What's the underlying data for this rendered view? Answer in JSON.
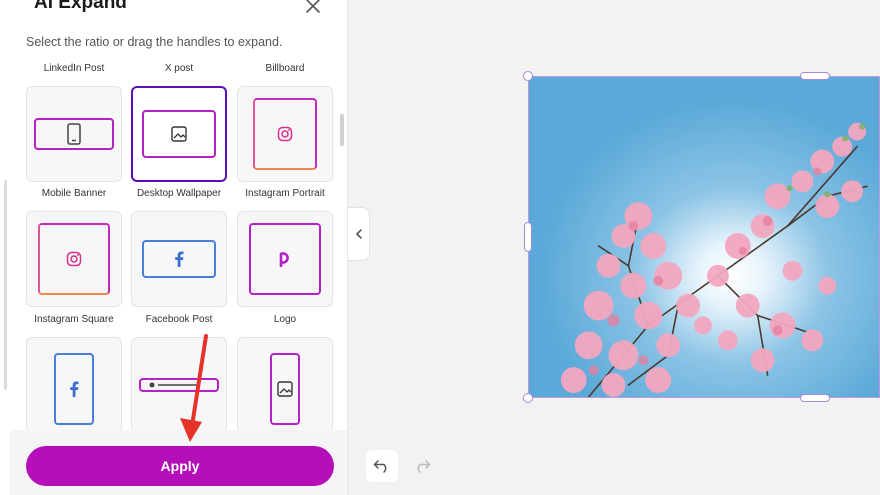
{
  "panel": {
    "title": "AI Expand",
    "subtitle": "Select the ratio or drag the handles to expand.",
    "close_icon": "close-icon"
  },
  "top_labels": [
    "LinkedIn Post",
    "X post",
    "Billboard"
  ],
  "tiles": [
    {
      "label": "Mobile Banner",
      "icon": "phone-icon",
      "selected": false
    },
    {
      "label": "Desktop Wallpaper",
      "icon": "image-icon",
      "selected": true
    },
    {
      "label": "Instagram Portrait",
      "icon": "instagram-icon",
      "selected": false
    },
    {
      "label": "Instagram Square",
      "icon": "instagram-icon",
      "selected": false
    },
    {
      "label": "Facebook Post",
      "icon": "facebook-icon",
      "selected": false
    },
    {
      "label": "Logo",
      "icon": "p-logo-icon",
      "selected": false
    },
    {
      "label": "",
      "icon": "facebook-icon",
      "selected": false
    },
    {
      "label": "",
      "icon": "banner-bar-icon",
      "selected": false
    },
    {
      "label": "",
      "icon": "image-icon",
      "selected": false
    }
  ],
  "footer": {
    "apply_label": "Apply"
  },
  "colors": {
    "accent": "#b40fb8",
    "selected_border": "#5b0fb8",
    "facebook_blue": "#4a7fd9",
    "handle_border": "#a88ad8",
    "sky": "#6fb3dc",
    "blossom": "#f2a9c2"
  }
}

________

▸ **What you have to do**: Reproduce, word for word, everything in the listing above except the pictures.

▸ **Completed task**:
What's the underlying data for this rendered view? Answer in JSON.
{
  "panel": {
    "title": "AI Expand",
    "subtitle": "Select the ratio or drag the handles to expand.",
    "close_icon": "close-icon"
  },
  "top_labels": [
    "LinkedIn Post",
    "X post",
    "Billboard"
  ],
  "tiles": [
    {
      "label": "Mobile Banner",
      "icon": "phone-icon",
      "selected": false
    },
    {
      "label": "Desktop Wallpaper",
      "icon": "image-icon",
      "selected": true
    },
    {
      "label": "Instagram Portrait",
      "icon": "instagram-icon",
      "selected": false
    },
    {
      "label": "Instagram Square",
      "icon": "instagram-icon",
      "selected": false
    },
    {
      "label": "Facebook Post",
      "icon": "facebook-icon",
      "selected": false
    },
    {
      "label": "Logo",
      "icon": "p-logo-icon",
      "selected": false
    },
    {
      "label": "",
      "icon": "facebook-icon",
      "selected": false
    },
    {
      "label": "",
      "icon": "banner-bar-icon",
      "selected": false
    },
    {
      "label": "",
      "icon": "image-icon",
      "selected": false
    }
  ],
  "footer": {
    "apply_label": "Apply"
  },
  "colors": {
    "accent": "#b40fb8",
    "selected_border": "#5b0fb8",
    "facebook_blue": "#4a7fd9",
    "handle_border": "#a88ad8",
    "sky": "#6fb3dc",
    "blossom": "#f2a9c2"
  }
}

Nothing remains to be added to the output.